By May, my hair was almost shoulder length, and I passed as a girl in almost all situations. For fun, I decided that I would attempt to fulfill my dream of being prom queen. I made my Facebook named Corey Prom Queen Wagner, and soon enough I was nominated. At prom, I was nervous, but I had an underlying feeling that my dream would come true. And then my world changed forever. Our class president said “And our junior prom queen is… Corey Wagner!” The whole room went wild screaming and applauding for me. I had never felt more loved by my peers in my entire life. The night was perfect: I couldn't have been more proud of myself and my high school for being so accepting and open-minded.
The transitioning process has made me a more understanding and stronger person. I am able to help other people who have had similar problems with gender identity and sexuality. By offering insight and compassion to anyone who has issues with personal identity, I will be able to contribute to Hofstra and thereby enrich the community as a whole.”

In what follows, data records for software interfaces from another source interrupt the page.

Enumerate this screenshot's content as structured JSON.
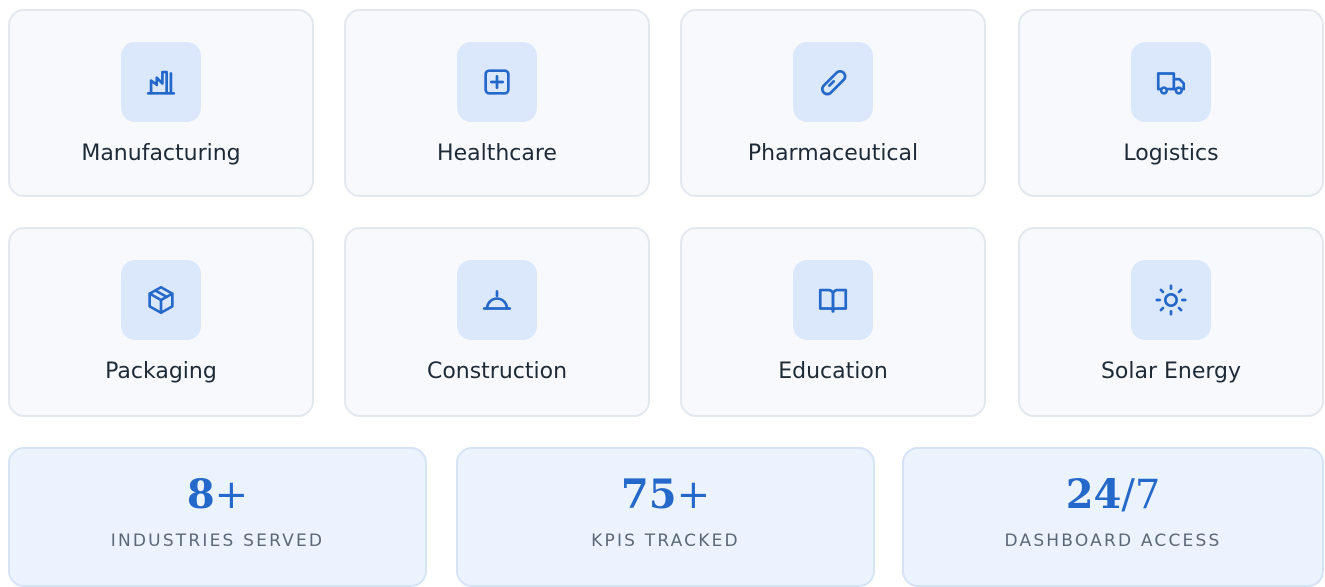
{
  "industries": [
    {
      "label": "Manufacturing",
      "icon": "factory-icon"
    },
    {
      "label": "Healthcare",
      "icon": "medical-plus-icon"
    },
    {
      "label": "Pharmaceutical",
      "icon": "pill-icon"
    },
    {
      "label": "Logistics",
      "icon": "truck-icon"
    },
    {
      "label": "Packaging",
      "icon": "package-icon"
    },
    {
      "label": "Construction",
      "icon": "hard-hat-icon"
    },
    {
      "label": "Education",
      "icon": "book-icon"
    },
    {
      "label": "Solar Energy",
      "icon": "sun-icon"
    }
  ],
  "stats": [
    {
      "value": "8",
      "suffix": "+",
      "label": "INDUSTRIES SERVED"
    },
    {
      "value": "75",
      "suffix": "+",
      "label": "KPIS TRACKED"
    },
    {
      "value": "24",
      "suffix": "/7",
      "label": "DASHBOARD ACCESS"
    }
  ],
  "colors": {
    "accent": "#2468c9",
    "icon_bg": "#dbe8fb",
    "card_bg": "#f7f9fc",
    "stat_bg": "#ebf3fe"
  }
}
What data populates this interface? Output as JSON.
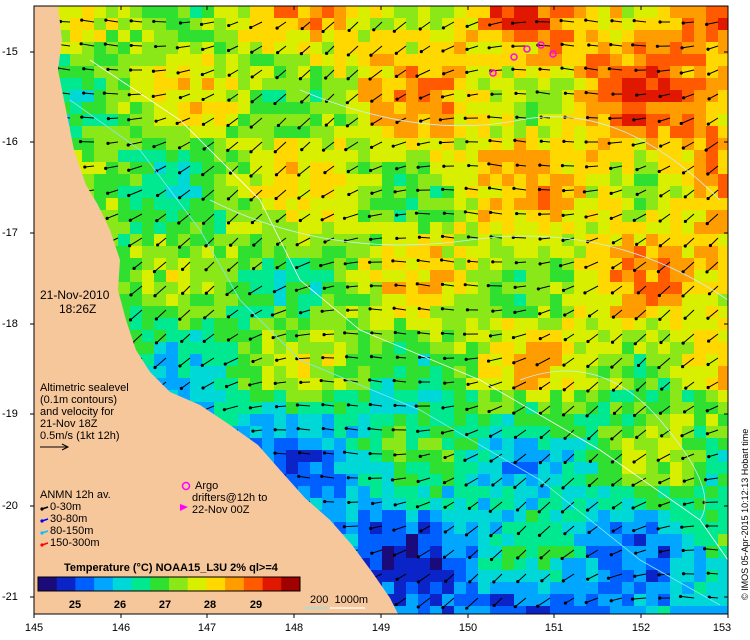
{
  "date": "21-Nov-2010",
  "time": "18:26Z",
  "altimetry_note": [
    "Altimetric sealevel",
    "(0.1m contours)",
    "and velocity for",
    "21-Nov 18Z",
    "0.5m/s (1kt 12h)"
  ],
  "anmn": {
    "title": "ANMN 12h av.",
    "items": [
      {
        "label": "0-30m",
        "color": "#000000"
      },
      {
        "label": "30-80m",
        "color": "#0000ff"
      },
      {
        "label": "80-150m",
        "color": "#00c0ff"
      },
      {
        "label": "150-300m",
        "color": "#ff0000"
      }
    ]
  },
  "argo_label": "Argo",
  "drifters_label": [
    "drifters@12h to",
    "22-Nov 00Z"
  ],
  "colorbar": {
    "title": "Temperature (°C) NOAA15_L3U 2% ql>=4",
    "ticks": [
      "25",
      "26",
      "27",
      "28",
      "29"
    ],
    "colors": [
      "#1a0a7a",
      "#0a24c8",
      "#0060ff",
      "#00a6ff",
      "#00d8d8",
      "#00e890",
      "#30e030",
      "#8ae818",
      "#d8f000",
      "#ffd800",
      "#ff9c00",
      "#ff5a00",
      "#e01800",
      "#a00000"
    ]
  },
  "depth_legend": "200  1000m",
  "side_label": "© IMOS 05-Apr-2015 10:12:13 Hobart time",
  "x_ticks": [
    "145",
    "146",
    "147",
    "148",
    "149",
    "150",
    "151",
    "152",
    "153"
  ],
  "y_ticks": [
    "-15",
    "-16",
    "-17",
    "-18",
    "-19",
    "-20",
    "-21"
  ],
  "colors": {
    "land": "#f7c79c",
    "frame": "#000000"
  }
}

That night was a fairytale come true for me. The room erupted with acceptance, but little did we all know how monumental it was. My class made history that night, and I wouldn’t be the proud trans-woman that I am today without them. I’ll never forget my mom running up to me in the parking lot after prom. She was crying hysterically, hugging and kissing me so openly that it made some of my classmates cry as well. Besides a few, my transition was well-received by the school's general population. It was their support that helped me through the end of high school and to even present day. I want to give a special shout out to a few friends who helped me feel more comfortable.
Keren, my best friend from the second grade is first. She gave me the dress she was going to wear a week away from prom because her mom told her it looked better on me. Although she did run against me, she could not have been more proud to stand by my side on that stage and cheer for me. Thank you.

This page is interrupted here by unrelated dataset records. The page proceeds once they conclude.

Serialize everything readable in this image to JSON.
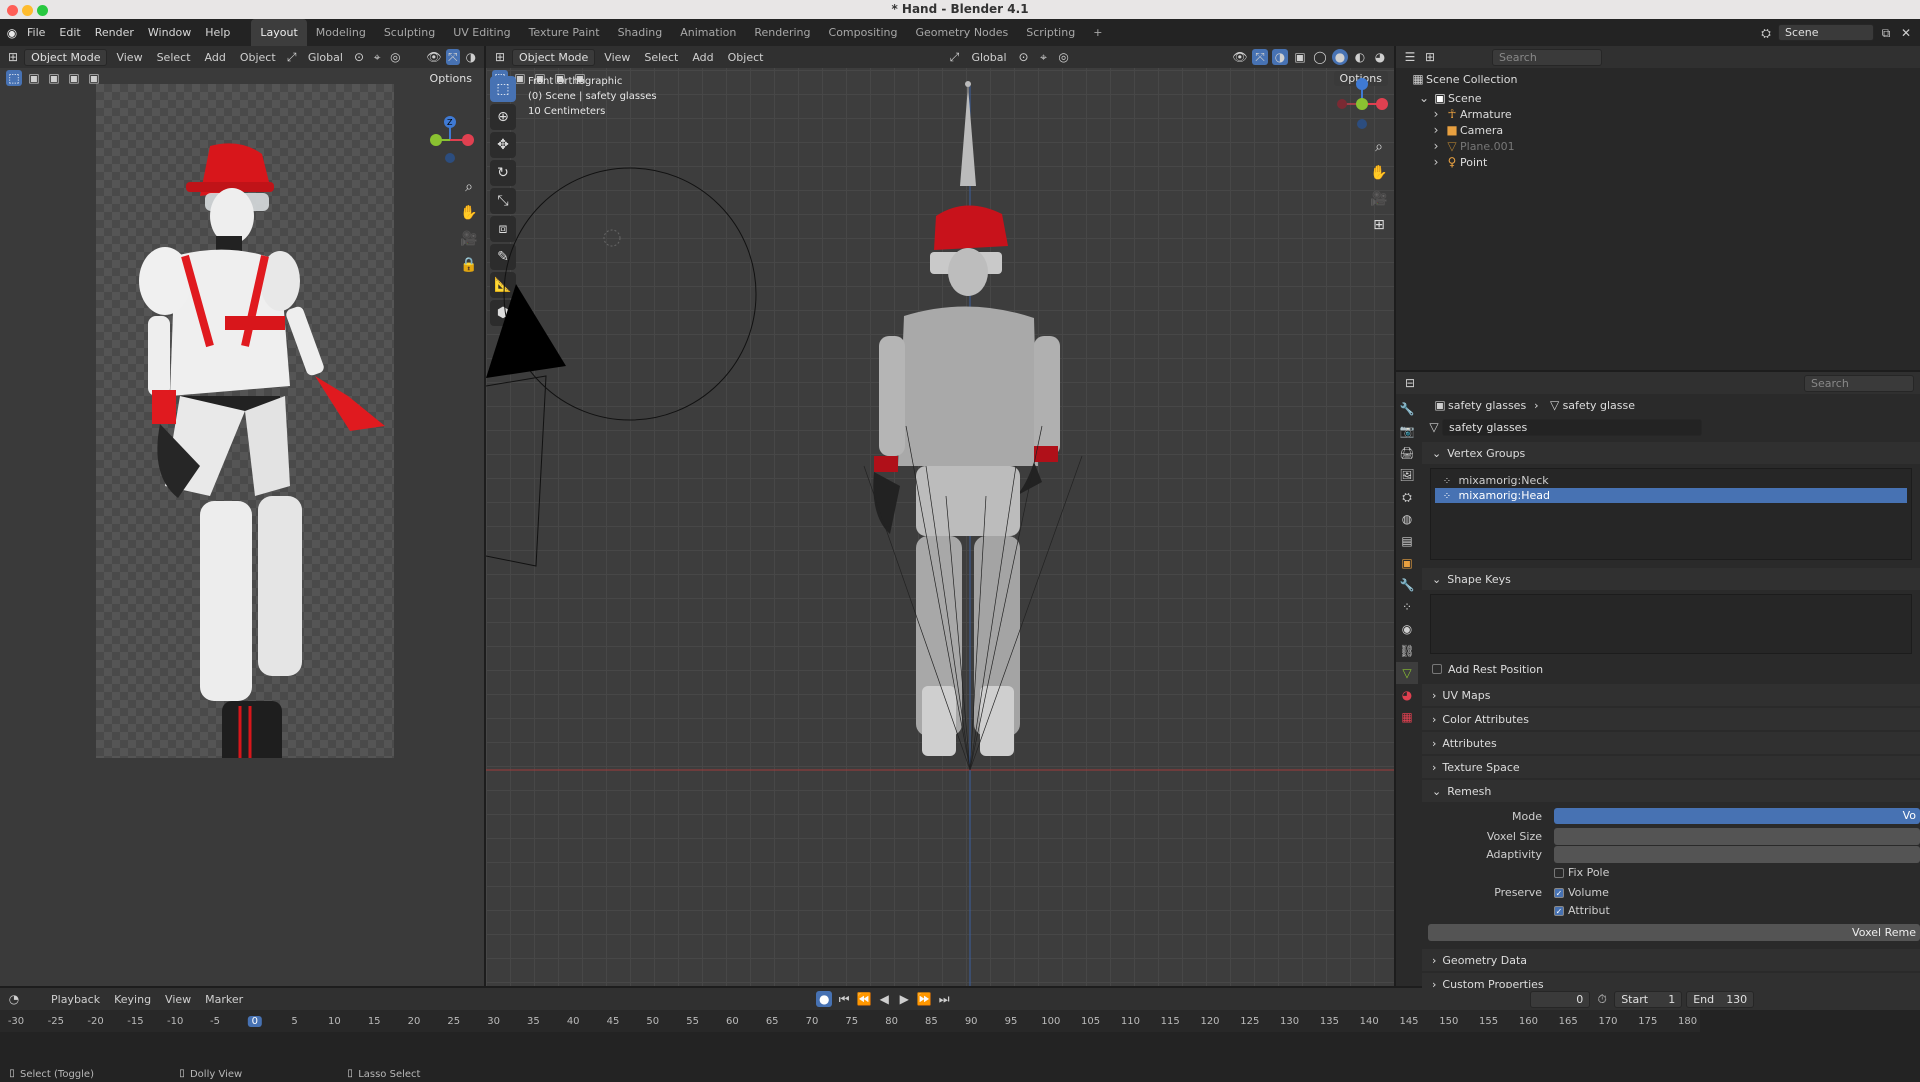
{
  "window": {
    "title": "* Hand - Blender 4.1"
  },
  "menu": [
    "File",
    "Edit",
    "Render",
    "Window",
    "Help"
  ],
  "workspaces": [
    {
      "label": "Layout",
      "active": true
    },
    {
      "label": "Modeling"
    },
    {
      "label": "Sculpting"
    },
    {
      "label": "UV Editing"
    },
    {
      "label": "Texture Paint"
    },
    {
      "label": "Shading"
    },
    {
      "label": "Animation"
    },
    {
      "label": "Rendering"
    },
    {
      "label": "Compositing"
    },
    {
      "label": "Geometry Nodes"
    },
    {
      "label": "Scripting"
    }
  ],
  "add_workspace": "+",
  "scene": {
    "label": "Scene"
  },
  "left_view": {
    "mode": "Object Mode",
    "menus": [
      "View",
      "Select",
      "Add",
      "Object"
    ],
    "orientation": "Global",
    "options": "Options"
  },
  "right_view": {
    "mode": "Object Mode",
    "menus": [
      "View",
      "Select",
      "Add",
      "Object"
    ],
    "orientation": "Global",
    "options": "Options",
    "overlay": [
      "Front Orthographic",
      "(0) Scene | safety glasses",
      "10 Centimeters"
    ]
  },
  "outliner": {
    "search": "Search",
    "root": "Scene Collection",
    "collection": "Scene",
    "items": [
      "Armature",
      "Camera",
      "Plane.001",
      "Point"
    ]
  },
  "properties": {
    "search": "Search",
    "breadcrumb": [
      "safety glasses",
      "safety glasse"
    ],
    "mesh_name": "safety glasses",
    "vertex_groups_title": "Vertex Groups",
    "vertex_groups": [
      "mixamorig:Neck",
      "mixamorig:Head"
    ],
    "shape_keys_title": "Shape Keys",
    "add_rest": "Add Rest Position",
    "collapsed": [
      "UV Maps",
      "Color Attributes",
      "Attributes",
      "Texture Space"
    ],
    "remesh_title": "Remesh",
    "mode_label": "Mode",
    "mode_value": "Vo",
    "voxel_size": "Voxel Size",
    "adaptivity": "Adaptivity",
    "fix_poles": "Fix Pole",
    "preserve": "Preserve",
    "volume": "Volume",
    "attributes": "Attribut",
    "remesh_button": "Voxel Reme",
    "geometry_data": "Geometry Data",
    "custom_props": "Custom Properties"
  },
  "timeline": {
    "menus": [
      "Playback",
      "Keying",
      "View",
      "Marker"
    ],
    "current": "0",
    "start_label": "Start",
    "start": "1",
    "end_label": "End",
    "end": "130",
    "ticks": [
      "-30",
      "-25",
      "-20",
      "-15",
      "-10",
      "-5",
      "0",
      "5",
      "10",
      "15",
      "20",
      "25",
      "30",
      "35",
      "40",
      "45",
      "50",
      "55",
      "60",
      "65",
      "70",
      "75",
      "80",
      "85",
      "90",
      "95",
      "100",
      "105",
      "110",
      "115",
      "120",
      "125",
      "130",
      "135",
      "140",
      "145",
      "150",
      "155",
      "160",
      "165",
      "170",
      "175",
      "180"
    ]
  },
  "status": [
    "Select (Toggle)",
    "Dolly View",
    "Lasso Select"
  ],
  "colors": {
    "accent": "#4772b3",
    "helmet": "#d8161b",
    "x_axis": "#e04050",
    "y_axis": "#8ac231",
    "z_axis": "#3f7ad4"
  }
}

To Russell Fagan, you were the only Prom King candidate that said they would have danced with me if I won, and that alone made the world of a difference. Thank you.
J Winkelried, as the song “You Belong With Me” by Taylor Swift played during my and the prom kings “victory lap” (the lame excuse the school used for the nominees who would be uncomfortable dancing with me if I won) you felt how awkward the situation was and grabbed me, pulled me to the center of the dance floor, and danced with me. It was then, at the height of the chorus that the entire grade surrounded us and danced along. Thank you.
To my friends who have stayed with me all these years after that night in high school, Keren Brender, Lucie Lazio, Ali Moreale, Anna Sista, and J Winkelried … thank you. Your endless and unconditional love and support has lifted me up in my darkest of times, and I would not be who I am without you all.
Thank you for reading.
Written by Corey Rae